All lines holding the word "JSON" are to be copied from the records beneath.

*** PROVIDED DATA Section Begins ***

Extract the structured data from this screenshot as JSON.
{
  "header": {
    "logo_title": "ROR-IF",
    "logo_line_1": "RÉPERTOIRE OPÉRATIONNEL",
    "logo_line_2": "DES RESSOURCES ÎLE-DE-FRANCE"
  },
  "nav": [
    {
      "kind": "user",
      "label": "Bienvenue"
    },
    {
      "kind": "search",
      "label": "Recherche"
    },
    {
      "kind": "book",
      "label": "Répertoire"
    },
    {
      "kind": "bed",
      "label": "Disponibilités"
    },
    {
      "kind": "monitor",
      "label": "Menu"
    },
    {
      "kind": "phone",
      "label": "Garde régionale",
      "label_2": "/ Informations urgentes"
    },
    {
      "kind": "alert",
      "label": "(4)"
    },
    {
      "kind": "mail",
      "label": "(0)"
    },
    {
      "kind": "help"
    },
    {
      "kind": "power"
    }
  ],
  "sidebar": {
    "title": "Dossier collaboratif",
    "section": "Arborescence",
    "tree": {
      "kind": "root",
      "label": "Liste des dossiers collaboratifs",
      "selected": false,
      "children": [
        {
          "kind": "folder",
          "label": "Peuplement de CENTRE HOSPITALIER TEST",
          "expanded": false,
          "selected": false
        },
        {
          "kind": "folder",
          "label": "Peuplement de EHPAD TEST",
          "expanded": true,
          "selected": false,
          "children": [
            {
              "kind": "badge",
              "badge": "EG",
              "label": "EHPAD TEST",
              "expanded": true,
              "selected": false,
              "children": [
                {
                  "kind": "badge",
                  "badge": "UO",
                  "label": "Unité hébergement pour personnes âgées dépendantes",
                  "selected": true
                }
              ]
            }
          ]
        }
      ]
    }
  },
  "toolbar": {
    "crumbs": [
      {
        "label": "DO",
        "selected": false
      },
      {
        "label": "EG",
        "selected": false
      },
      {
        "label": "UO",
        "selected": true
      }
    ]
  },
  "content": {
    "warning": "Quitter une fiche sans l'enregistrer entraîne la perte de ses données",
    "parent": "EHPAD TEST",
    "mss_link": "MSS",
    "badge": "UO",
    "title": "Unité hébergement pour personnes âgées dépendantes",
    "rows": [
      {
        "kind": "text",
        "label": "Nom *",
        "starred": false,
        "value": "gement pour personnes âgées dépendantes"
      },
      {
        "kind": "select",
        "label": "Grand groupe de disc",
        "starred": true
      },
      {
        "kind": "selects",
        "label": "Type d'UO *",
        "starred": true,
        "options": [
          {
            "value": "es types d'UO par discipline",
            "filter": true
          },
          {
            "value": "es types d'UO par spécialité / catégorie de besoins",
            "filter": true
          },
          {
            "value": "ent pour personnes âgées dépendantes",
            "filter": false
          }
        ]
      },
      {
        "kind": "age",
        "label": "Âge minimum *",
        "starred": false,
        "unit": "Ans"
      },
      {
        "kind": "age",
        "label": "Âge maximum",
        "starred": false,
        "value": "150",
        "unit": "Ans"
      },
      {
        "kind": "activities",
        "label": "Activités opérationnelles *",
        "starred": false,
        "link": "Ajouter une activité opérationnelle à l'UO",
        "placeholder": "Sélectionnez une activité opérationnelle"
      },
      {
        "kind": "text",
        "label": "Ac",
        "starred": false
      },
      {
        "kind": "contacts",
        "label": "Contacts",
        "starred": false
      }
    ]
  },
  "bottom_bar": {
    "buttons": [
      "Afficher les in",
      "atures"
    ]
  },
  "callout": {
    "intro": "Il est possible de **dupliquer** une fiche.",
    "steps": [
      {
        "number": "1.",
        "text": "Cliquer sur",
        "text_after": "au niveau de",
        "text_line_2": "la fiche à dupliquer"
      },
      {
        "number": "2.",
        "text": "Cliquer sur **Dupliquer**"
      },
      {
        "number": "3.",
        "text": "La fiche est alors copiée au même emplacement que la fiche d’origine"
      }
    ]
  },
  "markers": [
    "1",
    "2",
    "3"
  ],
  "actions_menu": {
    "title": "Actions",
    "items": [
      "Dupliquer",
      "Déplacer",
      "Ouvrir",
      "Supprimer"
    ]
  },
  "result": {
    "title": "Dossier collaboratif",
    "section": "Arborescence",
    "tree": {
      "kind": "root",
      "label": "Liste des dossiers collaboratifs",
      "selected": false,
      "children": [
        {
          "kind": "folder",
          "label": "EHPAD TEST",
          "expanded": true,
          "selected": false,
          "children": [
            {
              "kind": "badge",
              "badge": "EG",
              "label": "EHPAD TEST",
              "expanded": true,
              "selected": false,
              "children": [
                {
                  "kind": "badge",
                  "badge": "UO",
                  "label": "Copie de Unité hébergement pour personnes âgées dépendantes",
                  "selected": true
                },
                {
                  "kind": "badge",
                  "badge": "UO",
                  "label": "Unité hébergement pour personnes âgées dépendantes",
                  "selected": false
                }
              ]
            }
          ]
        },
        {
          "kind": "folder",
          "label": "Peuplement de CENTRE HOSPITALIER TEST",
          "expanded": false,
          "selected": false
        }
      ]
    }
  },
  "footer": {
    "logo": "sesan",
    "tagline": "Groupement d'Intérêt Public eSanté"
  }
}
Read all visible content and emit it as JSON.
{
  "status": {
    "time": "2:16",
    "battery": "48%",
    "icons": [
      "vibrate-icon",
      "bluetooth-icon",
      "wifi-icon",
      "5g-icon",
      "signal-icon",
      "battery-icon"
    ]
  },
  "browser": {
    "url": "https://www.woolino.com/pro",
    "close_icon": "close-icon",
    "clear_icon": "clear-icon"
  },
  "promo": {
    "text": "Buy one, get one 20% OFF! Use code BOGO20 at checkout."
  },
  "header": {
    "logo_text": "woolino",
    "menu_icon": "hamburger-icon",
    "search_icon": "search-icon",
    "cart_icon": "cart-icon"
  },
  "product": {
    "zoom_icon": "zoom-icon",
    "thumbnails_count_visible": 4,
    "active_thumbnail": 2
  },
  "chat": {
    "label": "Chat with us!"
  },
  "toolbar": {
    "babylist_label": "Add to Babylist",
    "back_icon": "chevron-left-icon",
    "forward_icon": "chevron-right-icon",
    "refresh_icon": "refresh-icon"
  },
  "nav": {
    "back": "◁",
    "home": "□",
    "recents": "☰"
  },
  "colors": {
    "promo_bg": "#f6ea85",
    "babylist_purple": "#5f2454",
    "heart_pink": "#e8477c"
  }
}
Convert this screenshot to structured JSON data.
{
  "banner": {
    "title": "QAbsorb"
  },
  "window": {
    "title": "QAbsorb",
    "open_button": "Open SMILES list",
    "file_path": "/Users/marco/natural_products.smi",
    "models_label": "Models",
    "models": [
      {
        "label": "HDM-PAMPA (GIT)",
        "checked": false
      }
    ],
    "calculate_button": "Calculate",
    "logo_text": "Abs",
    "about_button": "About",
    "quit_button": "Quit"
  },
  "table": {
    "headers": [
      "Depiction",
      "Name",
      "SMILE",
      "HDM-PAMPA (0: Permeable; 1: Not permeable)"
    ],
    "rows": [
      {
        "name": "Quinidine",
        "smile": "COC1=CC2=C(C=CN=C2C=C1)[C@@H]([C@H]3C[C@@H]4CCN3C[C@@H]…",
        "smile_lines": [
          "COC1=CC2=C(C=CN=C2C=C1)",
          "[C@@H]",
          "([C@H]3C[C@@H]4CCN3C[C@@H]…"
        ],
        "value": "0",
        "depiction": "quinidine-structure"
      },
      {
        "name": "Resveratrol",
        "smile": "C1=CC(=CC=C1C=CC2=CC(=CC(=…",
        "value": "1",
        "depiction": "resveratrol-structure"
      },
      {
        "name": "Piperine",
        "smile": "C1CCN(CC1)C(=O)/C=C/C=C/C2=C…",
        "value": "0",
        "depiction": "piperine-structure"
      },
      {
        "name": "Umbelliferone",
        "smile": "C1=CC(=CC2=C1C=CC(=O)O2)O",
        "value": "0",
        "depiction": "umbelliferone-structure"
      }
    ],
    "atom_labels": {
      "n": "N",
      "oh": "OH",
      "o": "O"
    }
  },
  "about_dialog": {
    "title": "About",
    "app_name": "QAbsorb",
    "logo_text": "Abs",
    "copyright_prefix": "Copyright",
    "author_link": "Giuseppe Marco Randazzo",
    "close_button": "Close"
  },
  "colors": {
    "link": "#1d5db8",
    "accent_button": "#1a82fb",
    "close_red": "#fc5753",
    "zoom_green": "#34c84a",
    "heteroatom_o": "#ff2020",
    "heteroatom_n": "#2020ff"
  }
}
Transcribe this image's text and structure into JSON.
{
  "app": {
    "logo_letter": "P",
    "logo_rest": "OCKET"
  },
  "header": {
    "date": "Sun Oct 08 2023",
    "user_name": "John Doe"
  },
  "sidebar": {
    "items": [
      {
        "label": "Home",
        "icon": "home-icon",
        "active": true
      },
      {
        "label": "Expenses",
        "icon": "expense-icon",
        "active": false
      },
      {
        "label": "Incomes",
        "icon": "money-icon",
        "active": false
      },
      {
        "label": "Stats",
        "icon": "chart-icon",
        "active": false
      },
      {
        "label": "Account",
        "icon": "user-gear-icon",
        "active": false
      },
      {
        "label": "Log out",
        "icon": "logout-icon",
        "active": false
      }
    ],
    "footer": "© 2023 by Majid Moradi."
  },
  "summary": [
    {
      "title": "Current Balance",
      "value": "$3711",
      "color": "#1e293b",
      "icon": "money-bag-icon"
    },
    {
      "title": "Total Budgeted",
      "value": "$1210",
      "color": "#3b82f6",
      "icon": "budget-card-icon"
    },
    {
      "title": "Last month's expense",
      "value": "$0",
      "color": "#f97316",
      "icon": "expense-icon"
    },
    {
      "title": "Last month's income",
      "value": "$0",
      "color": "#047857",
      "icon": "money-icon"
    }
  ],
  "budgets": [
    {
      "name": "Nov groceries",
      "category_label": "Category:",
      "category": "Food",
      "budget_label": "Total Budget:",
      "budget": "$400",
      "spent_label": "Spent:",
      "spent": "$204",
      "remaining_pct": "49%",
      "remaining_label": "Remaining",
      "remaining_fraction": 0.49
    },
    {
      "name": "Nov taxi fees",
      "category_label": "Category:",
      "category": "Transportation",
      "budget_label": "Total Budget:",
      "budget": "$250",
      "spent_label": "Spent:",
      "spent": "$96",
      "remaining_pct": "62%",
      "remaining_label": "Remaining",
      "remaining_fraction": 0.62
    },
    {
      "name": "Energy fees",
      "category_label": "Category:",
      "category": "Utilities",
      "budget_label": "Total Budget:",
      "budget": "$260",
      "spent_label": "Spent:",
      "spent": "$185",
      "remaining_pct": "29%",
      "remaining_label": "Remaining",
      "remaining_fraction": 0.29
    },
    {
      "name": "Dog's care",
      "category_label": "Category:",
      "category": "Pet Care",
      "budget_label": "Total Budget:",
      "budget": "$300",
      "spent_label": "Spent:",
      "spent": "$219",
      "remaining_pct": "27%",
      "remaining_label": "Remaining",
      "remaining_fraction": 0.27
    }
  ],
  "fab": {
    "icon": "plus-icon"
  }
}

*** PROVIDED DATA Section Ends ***

EXERCISE SOLUTION:
Extract the structured data from this screenshot as JSON.
Read all visible content and emit it as JSON.
Convert this screenshot to structured JSON data.
Transcribe this image's text and structure into JSON.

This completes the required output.